Director/Producer – Andrew Shortell, Screenplay – Lawrence Robinson, Photography – Shane Daly, Music – James Edward Barker, Visual Effects – Beach VFX (Supervisor – Gary E. Beach), Special Effects Supervisor – Martin Pryca, Makeup Effects – Brian Wade EFX Group, Inc, Production Design – David Baxa. Production Company – Green Card Pictures/International Production Company
Sara Foster (Roslyn Hanniger), Cary Elwes (Dr Irvin Clement), Gabriel Mann (Cole Hanniger), Michael Biehn (Detective Marling), Colleen Camp (Beth), Winter Avi Zoli (Emma), Susie Amy (Ann Marks)
Roslyn Hanniger takes a job filing patient documents at the about-to-be-closed St John’s hospital. Working at night, she is fearful at reports of the serial killer known as The Nighthawk prowling the streets. She befriends Dr Clement, a psychiatrist working several floors above. Her relationship with her husband Cole has become strained over her desire to have a baby and his not wanting to. She asks advice of Clement who pushes her past her reluctance to discuss the incident that had her placed in the hospital several years ago. At the same time, someone appears to be stalking her in the hospital, while suspicions indicate that Cole might be The Nighthawk.
Psych 9 was a directorial debut for Andrew Shortell who had previously made a couple of short films but has done nothing since. Despite being an unknown, Shortell has managed to assemble some moderately well-known names on the cast line-up.
The basic premise of Psych 9 is strongly reminiscent of the fine Danish thriller Nightwatch (1994) and its’ also worthwhile English-language remake Nightwatch (1998) about a young novice security guard working the nightshift at the morgue who finds sinister happenings occurring around the building and someone playing games on him. In both films, there is also a serial killer lurking in the background. The other film one kept being reminded of was Session 9 (2001), which was also set in an abandoned psychiatric institution and featured people on clean-up detail before arriving at a very similar twist ending.
In this regard, Psych 9, though familiar, holds interest for a time. It lines up a variety of supporting characters – Gabriel Mann as Sara Foster’s husband, Michael Biehn’s detective and Cary Elwes as the friendly psychiatrist – all of whom it serves to deflect suspicion onto, in between a series of flashbacks to past incidents and hints about the heroine’s troubled psychiatric history. This includes even making us wonder if Sara Foster herself is The Nighthawk. Everything vies between suspicion and uncertainty as to whether everything is being imagined, all of which is very familiar territory for this kind of film.

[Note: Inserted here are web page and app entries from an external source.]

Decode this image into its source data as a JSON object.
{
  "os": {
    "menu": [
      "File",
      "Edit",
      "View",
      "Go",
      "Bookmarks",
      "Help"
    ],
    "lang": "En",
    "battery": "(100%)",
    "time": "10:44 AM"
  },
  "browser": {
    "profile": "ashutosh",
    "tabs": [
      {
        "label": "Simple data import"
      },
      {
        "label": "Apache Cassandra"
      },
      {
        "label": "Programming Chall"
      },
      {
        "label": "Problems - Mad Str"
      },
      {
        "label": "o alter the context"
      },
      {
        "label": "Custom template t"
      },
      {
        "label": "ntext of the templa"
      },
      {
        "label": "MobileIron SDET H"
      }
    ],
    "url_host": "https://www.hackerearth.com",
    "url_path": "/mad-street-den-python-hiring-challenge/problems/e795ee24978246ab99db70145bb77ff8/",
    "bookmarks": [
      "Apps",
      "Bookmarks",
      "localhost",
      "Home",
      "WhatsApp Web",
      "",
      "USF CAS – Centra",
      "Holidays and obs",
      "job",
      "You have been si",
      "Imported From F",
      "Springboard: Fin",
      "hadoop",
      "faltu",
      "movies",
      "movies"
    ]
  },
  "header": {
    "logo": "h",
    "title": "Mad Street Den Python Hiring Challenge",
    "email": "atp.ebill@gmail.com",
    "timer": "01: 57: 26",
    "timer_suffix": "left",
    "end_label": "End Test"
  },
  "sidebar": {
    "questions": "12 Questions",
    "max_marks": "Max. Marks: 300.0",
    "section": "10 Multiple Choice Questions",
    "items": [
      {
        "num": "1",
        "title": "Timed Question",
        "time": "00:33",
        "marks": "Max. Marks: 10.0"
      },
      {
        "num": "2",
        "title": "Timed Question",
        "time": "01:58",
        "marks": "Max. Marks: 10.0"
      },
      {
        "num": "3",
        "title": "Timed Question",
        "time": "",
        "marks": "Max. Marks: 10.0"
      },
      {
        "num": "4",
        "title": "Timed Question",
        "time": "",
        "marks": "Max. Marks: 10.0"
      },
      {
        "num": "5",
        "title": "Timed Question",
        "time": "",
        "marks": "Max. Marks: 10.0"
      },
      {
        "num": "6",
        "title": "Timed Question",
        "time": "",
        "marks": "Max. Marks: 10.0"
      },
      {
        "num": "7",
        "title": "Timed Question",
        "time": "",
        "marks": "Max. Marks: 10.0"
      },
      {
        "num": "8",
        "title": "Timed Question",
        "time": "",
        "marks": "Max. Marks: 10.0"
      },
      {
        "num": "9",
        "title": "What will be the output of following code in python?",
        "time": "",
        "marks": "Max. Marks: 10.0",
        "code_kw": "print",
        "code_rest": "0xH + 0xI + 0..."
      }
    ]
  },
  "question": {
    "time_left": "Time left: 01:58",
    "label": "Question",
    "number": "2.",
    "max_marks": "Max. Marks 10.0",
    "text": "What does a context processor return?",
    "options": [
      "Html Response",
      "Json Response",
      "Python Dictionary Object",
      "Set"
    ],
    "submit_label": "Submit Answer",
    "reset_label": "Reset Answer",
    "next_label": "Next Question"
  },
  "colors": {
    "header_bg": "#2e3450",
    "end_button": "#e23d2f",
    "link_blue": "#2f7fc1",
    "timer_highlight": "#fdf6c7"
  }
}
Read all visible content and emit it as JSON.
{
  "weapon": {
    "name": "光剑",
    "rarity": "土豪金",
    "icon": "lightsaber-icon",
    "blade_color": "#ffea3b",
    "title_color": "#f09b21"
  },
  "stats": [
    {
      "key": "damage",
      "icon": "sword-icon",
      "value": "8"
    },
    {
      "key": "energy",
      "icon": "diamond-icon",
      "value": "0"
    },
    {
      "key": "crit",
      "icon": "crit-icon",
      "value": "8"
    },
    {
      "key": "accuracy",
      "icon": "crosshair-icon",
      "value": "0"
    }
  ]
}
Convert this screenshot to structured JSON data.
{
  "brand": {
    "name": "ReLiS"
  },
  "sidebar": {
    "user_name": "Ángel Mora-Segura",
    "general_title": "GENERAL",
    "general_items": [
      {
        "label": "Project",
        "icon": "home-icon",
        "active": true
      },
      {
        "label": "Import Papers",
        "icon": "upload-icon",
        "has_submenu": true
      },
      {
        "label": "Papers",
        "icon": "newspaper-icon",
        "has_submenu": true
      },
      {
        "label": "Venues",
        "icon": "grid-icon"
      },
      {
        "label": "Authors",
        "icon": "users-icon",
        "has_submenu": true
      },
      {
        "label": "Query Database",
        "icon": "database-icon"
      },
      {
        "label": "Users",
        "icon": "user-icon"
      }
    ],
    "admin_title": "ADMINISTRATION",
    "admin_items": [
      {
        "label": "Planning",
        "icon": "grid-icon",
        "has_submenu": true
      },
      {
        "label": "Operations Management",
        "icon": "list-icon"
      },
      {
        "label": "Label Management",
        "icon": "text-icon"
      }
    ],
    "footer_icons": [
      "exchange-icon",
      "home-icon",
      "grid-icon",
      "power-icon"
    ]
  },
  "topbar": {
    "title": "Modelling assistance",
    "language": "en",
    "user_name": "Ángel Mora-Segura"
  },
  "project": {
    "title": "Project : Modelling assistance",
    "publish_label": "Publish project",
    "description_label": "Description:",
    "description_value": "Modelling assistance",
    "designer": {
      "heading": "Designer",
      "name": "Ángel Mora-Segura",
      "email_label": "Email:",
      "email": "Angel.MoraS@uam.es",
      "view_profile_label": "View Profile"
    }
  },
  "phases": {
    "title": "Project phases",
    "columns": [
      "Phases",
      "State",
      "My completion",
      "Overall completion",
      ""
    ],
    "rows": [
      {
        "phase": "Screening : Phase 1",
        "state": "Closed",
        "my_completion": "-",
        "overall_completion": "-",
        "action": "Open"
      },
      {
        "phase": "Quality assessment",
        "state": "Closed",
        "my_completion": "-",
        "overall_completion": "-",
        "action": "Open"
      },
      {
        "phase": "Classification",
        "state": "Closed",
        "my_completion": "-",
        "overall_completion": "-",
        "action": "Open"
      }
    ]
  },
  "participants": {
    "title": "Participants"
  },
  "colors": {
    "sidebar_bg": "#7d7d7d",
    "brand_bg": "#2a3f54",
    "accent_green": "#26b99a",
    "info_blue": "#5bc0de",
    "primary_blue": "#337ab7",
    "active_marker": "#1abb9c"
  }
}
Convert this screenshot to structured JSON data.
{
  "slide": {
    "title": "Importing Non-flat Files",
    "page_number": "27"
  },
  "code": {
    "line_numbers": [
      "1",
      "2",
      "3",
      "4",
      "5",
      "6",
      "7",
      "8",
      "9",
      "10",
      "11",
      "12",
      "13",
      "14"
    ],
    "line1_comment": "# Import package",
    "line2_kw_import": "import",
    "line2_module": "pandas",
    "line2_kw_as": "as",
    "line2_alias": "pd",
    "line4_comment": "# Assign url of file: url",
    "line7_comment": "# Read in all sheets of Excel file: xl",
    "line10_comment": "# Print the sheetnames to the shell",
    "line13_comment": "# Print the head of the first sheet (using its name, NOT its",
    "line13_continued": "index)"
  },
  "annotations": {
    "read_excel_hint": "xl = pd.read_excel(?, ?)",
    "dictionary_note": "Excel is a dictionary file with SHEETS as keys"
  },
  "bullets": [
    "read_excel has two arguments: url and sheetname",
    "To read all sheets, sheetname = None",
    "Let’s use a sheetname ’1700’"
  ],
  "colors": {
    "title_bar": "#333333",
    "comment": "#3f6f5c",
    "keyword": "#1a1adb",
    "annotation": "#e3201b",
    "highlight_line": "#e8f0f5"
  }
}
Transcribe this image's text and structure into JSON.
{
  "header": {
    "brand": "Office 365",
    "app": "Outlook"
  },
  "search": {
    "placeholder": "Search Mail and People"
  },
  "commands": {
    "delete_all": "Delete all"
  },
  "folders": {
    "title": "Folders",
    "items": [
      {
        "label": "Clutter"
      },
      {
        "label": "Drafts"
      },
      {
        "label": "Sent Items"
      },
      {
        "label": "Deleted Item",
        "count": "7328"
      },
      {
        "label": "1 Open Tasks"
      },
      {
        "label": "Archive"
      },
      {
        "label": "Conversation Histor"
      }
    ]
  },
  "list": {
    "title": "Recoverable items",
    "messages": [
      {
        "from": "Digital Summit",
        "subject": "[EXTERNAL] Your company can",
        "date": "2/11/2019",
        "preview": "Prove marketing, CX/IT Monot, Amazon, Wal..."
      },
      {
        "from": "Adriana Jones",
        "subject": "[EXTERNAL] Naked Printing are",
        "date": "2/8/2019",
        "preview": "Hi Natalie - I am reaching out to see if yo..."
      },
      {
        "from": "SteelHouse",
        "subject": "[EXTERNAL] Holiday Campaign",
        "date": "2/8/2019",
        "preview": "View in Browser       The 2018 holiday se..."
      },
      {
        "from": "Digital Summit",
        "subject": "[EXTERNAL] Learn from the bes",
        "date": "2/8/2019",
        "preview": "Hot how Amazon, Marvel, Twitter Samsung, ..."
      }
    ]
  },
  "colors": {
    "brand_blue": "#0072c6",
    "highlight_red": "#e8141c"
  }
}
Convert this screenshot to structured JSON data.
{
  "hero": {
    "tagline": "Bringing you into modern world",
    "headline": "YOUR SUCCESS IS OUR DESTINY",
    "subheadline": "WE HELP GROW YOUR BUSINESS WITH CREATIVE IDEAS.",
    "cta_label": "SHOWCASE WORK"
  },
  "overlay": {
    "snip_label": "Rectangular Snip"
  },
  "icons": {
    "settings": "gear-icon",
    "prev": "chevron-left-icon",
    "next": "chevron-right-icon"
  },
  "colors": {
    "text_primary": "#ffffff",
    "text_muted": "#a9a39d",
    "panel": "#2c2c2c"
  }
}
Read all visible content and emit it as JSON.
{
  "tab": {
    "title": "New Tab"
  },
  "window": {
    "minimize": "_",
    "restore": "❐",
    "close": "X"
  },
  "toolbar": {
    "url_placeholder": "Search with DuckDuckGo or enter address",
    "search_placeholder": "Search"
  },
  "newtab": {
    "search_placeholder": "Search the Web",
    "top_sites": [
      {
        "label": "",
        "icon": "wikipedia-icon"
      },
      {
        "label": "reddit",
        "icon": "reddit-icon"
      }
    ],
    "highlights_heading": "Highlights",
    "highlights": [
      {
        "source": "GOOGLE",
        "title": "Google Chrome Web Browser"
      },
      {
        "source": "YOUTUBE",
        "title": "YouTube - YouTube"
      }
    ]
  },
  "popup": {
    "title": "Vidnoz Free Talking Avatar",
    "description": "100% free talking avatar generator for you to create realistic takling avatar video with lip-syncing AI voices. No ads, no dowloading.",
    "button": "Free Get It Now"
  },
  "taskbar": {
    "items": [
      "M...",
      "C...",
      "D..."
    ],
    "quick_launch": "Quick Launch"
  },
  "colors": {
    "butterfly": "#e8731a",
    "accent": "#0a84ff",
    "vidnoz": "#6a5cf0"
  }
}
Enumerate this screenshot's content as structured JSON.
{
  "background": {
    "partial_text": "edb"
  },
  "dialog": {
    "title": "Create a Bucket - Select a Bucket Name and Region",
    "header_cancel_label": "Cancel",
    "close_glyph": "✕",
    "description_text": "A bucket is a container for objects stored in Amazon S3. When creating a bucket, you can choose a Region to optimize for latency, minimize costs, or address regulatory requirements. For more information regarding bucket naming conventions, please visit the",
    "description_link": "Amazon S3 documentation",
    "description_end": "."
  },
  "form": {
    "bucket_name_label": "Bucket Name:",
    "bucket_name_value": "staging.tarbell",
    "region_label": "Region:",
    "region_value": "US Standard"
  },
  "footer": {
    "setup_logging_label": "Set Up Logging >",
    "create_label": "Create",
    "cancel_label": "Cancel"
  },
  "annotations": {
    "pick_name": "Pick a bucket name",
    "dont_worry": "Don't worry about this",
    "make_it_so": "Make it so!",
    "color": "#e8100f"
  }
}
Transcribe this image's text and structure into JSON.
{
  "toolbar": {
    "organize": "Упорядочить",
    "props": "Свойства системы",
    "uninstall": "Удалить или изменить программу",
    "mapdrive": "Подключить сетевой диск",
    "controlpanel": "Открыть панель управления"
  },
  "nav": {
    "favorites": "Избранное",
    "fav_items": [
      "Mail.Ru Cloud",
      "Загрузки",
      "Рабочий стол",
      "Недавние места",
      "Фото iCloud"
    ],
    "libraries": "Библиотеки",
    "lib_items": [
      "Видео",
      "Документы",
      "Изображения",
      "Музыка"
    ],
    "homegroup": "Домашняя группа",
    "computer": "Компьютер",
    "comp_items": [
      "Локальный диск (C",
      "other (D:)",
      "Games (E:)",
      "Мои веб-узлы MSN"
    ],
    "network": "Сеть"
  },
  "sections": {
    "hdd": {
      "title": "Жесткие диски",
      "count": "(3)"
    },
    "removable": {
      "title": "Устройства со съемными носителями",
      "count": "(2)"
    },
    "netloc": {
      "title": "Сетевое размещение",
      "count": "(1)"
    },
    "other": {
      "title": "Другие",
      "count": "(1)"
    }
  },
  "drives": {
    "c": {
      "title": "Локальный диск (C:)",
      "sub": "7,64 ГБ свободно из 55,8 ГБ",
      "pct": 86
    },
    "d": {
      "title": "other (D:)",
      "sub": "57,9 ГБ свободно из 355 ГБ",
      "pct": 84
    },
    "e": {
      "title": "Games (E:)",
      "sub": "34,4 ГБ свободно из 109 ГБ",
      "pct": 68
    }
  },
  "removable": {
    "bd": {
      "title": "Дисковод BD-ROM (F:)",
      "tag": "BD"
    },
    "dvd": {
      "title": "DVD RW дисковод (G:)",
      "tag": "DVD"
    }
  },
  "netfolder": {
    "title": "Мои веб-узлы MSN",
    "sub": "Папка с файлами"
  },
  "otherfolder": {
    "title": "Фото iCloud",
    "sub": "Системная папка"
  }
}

It leaves you hoping that Psych 9 is going to do something with the material and pull off an ending that is striking and original. Only it never does. [PLOT SPOILERS] The end revelation seems to give us the impression that Cary Elwes’s psychiatrist was imagined in Sara Foster’s head. A film with a big The Sixth Sense (1999) and Session 9-styled conceptual reversal twist ending needs to make its big aha moment stunningly clear and let us see how everything falls into sudden place. However, nothing in the revelation here is very clear. The film ends leaving us with no clear idea as to who The Nighthawk was, whether it was ‘Dr Clement’ or who. The epilogue gives us a now blonde Sara Foster settling in with a child in the crib and husband in the corner, along with the disquiet suggestion that things are bubbling away beneath this cosy picture of domesticity.